Interview With Jessica Lea Mayfield

Published on
January 22, 2021 11:06:19 AM PST January 22, 2021 11:06:19 AM PSTnd, January 22, 2021 11:06:19 AM PST
Playing in her family’s bluegrass band since the age of eight, Jessica Lea Mayfield didn’t have any traditional schooling and released her first album at the age of fifteen when she was discovered by Dan Auerbach of the Black Keys. Influenced by everything from traditional “mountain sound,” to modern garage, Mayfield has been able to come at songwriting from a pure perspective, lead more by her heart than any textbook. Notably, in 2015, she made an album of Elliott Smith covers with her friend Seth Avett of The Avett Brothers. She released her most recent studio album in 2017 titled, “Sorry is Gone,” a record documenting the process of taking her life back as her own. She is currently in the process of recording her sixth studio album.


This past week, we caught up with Jessica Lea Mayfield to talk gear.  Here's what happened:


Mojotone: From touring with your family’s bluegrass band, 'One Way Rider' at age 8, to your latest grunge era alt. rock L.P., 'Sorry Is Gone', your musical style has been through quite an evolution. What has been one thing that has stayed consistent in your music and writing throughout your career? 

Mayfield: Without a doubt it’s been the therapeutic aspect of music; I was the kid always in headphones, I would fall asleep listening to music and pick my favorite songs apart. I’d play one song on repeat and focus on one instrument, with lyrics and with instruments I’m able to express and let go of a lot of feelings. 


Mojotone: Your first full length album was recorded and produced by one of the modern masters of guitar tone, Dan Auerbach of the Black Keys, and you two have worked together on several albums since. Can you pass along any tone secrets that you have learned from him over the years? What were your major takeaways from working with such a big name?

Mayfield: I first worked with him when I was 15, he was setting up his first studio in a place called the pie factory I believe...he was always trying and testing out new “old” gear. The recording process was very impromptu and playful, he wasn’t a, “let’s do 20 takes" kinda guy, you just did it and recorded it, captured the moment and performance. That’s a style of recording I have always respected. 


Mojotone: Dreadknot Martins, Jazzmasters, glittery Gretschs and 60’s Silvertones… What inspires you to choose your gear? Is there anything you’re consistently drawn to?

Mayfield: Well for me, playability plays a huge roll regardless of what it is I need to feel comfortable. For the longest time, I had one guitar and it didn’t even dawn on me that I would need or enjoy other ones. When I fell into the black hole that is guitars and gear, so did my wallet. 


Mojotone: You are currently playing the Mojotone Custom Blackout British. How does this amp help you achieve the varied sounds that you create live?

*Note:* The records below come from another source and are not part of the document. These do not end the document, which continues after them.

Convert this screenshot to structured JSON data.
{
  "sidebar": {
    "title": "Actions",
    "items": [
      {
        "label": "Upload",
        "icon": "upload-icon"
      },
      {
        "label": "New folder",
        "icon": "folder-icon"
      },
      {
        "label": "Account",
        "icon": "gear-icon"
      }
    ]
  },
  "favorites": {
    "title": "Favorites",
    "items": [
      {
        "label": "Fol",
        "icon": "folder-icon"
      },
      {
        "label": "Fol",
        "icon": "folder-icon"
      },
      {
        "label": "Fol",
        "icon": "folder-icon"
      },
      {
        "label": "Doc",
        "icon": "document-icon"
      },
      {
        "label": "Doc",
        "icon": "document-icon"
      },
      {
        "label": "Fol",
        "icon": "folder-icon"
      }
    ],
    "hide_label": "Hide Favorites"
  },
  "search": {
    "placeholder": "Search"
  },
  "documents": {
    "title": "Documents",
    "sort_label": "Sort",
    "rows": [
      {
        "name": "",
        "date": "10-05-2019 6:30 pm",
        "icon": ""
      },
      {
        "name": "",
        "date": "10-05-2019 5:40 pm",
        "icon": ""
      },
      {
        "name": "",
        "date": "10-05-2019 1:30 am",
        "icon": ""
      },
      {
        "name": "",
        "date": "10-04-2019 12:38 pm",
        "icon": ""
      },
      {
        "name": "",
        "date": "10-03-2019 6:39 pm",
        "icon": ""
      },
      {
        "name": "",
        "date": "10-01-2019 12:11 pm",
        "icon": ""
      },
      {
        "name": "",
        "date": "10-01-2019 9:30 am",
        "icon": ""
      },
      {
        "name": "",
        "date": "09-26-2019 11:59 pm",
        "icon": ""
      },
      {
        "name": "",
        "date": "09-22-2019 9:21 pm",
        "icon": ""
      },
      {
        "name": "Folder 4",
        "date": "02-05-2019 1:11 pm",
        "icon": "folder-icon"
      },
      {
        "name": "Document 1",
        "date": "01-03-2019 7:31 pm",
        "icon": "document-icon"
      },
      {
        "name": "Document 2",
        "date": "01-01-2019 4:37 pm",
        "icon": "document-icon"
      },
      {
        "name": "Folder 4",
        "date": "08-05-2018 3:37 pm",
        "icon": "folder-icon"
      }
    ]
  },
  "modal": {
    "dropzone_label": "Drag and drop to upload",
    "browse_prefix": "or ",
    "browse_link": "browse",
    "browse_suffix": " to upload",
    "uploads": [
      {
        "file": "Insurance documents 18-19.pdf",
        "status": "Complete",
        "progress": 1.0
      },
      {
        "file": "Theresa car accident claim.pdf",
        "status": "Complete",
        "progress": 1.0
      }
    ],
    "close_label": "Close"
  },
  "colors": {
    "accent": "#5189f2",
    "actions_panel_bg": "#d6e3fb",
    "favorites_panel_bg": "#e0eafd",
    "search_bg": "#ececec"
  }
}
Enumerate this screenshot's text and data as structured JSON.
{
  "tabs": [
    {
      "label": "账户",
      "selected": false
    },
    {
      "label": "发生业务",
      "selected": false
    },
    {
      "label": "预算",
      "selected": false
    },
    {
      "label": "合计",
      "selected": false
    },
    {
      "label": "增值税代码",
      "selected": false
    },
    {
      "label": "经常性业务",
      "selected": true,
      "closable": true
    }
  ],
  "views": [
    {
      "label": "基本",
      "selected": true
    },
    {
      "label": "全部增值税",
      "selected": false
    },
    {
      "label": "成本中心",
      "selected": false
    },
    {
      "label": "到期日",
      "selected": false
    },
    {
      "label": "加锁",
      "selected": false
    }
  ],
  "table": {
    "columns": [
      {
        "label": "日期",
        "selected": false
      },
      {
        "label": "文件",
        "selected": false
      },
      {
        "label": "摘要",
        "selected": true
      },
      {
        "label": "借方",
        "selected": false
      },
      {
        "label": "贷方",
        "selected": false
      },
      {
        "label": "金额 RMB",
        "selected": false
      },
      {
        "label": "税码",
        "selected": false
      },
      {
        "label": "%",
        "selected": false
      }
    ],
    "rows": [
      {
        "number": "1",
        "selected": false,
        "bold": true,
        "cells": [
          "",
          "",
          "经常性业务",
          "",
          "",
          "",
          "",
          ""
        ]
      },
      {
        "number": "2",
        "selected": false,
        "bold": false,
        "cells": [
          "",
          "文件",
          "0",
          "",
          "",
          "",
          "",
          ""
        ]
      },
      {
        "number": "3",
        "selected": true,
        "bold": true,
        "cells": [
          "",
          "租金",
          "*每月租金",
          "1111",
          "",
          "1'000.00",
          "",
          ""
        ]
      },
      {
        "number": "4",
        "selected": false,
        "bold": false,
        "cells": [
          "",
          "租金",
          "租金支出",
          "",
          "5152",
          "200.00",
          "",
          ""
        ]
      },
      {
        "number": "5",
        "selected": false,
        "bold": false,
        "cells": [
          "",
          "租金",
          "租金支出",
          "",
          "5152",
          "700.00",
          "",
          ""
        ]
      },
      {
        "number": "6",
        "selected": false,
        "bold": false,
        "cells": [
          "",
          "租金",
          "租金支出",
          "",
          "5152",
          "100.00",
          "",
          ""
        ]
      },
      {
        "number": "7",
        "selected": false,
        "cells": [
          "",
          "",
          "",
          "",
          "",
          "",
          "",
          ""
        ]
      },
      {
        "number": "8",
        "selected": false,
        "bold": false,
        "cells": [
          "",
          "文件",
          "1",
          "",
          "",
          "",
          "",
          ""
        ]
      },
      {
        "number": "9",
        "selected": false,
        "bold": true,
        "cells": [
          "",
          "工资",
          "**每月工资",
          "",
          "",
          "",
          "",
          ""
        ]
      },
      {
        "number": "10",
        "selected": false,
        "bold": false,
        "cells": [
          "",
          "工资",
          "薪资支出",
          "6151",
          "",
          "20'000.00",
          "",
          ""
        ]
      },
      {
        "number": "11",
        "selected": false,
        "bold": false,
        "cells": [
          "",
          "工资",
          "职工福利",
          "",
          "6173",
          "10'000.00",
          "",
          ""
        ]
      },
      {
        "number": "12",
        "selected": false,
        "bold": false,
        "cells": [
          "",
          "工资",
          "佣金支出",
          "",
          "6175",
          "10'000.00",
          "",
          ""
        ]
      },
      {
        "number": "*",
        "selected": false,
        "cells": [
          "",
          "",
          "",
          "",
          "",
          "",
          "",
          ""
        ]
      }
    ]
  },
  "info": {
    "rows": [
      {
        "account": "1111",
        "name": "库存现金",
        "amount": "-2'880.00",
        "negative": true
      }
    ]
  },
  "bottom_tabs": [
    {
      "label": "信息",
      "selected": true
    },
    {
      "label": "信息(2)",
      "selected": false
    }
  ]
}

Mayfield: For starters, it’s very loud which is important to me, lol! It has that 70’s-ish tone that I’m looking for, but it’s definitely more of its own thing. I’m currently using it quite a bit while working on my next record and it has a lot of versatility. It takes my 90’s pedals like a champ and also sounds great on its own, you can really get a lot of different tones out of it. 


Mojotone: Is there anything outstanding about the Blackout British that captured your attention in the first place?  

Mayfield: Before I even heard what it sounded like, the appearance stood out to me. Once I read about and heard clips of it, I fell in love! 


Mojotone: How does your gear repertoire influence the sound of your music at any given point? And does new gear give you any fresh perspective on older songs?

Mayfield: Gear is another instrument for me. Each piece brings a different personality to the table depending on the mood I’m displaying on a song. Each pedal, amp, guitar, etc., is vitally important in my opinion. As far as older songs, sometimes I end up taking them and incorporating new tones live, it helps everything mesh better and also keeps me from getting bored. 


Mojotone: How are you staying creatively motivated during this quarantine period? Are there any daily exercises/practices/rituals you can recommend to our followers to help stay proactive musically?

Mayfield: I was actually meant to be in the studio in April of this year and that was canceled, so in a sort of fortunate turn of events I’ve been working on the songs at home. And fortunately, at least I have a “quarantine project ." I am definitely going easy on myself during this time though, fear of the unknown is stressful, especially for us musicians, so I feel music should be cathartic first; meaningful to yourself. Pretend that no one else will ever listen to it and make something you like. Music like this will end up being the most relatable. It’s important not to self impose deadlines or beat yourself up for not being productive enough. Do what feels good!


In addition to creating and performing music, Mayfield also has a gear review series on Instagram.  Clink the link below to check out her gear reviews!


Jessica Lea Mayfield On Instagram